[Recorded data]
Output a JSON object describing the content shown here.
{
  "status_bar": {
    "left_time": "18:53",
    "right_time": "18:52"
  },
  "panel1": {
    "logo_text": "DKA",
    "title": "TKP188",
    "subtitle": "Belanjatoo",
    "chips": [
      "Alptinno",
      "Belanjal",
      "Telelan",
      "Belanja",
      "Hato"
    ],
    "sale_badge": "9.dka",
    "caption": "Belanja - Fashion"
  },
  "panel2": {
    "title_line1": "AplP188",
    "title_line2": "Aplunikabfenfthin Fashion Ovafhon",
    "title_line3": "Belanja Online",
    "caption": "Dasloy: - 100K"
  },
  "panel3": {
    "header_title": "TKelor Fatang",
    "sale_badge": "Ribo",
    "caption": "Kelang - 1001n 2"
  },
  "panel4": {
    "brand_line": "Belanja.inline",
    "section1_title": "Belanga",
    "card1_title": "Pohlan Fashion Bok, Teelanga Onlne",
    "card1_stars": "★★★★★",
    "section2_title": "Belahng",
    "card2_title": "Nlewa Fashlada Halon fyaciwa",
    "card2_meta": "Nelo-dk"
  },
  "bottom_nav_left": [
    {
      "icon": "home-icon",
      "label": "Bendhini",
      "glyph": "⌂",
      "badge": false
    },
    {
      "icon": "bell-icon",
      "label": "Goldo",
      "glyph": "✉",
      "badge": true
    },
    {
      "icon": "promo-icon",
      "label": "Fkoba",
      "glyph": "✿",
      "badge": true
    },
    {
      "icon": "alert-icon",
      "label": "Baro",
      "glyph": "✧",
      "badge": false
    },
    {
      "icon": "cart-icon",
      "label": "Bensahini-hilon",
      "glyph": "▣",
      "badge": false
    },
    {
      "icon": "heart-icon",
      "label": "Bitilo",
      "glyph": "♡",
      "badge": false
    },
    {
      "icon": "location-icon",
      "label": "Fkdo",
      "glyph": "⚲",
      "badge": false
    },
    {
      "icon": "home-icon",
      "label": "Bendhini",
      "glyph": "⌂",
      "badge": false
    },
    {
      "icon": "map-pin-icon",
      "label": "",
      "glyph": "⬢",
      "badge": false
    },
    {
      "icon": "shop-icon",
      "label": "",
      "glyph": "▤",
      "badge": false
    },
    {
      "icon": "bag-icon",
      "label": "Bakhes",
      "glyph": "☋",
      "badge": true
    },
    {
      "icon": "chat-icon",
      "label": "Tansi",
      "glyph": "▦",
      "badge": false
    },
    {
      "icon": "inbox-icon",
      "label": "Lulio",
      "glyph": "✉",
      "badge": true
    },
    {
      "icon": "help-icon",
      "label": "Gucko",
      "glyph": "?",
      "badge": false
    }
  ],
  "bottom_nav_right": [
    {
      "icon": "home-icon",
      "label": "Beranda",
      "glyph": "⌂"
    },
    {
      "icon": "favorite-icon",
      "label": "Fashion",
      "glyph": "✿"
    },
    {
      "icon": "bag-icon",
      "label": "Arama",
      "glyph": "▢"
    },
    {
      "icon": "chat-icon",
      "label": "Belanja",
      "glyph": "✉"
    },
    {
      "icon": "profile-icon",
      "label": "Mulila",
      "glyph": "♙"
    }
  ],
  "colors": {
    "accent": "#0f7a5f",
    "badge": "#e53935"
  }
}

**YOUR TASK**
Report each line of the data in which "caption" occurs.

**YOUR SOLUTION**
    "caption": "Belanja - Fashion"
    "caption": "Dasloy: - 100K"
    "caption": "Kelang - 1001n 2"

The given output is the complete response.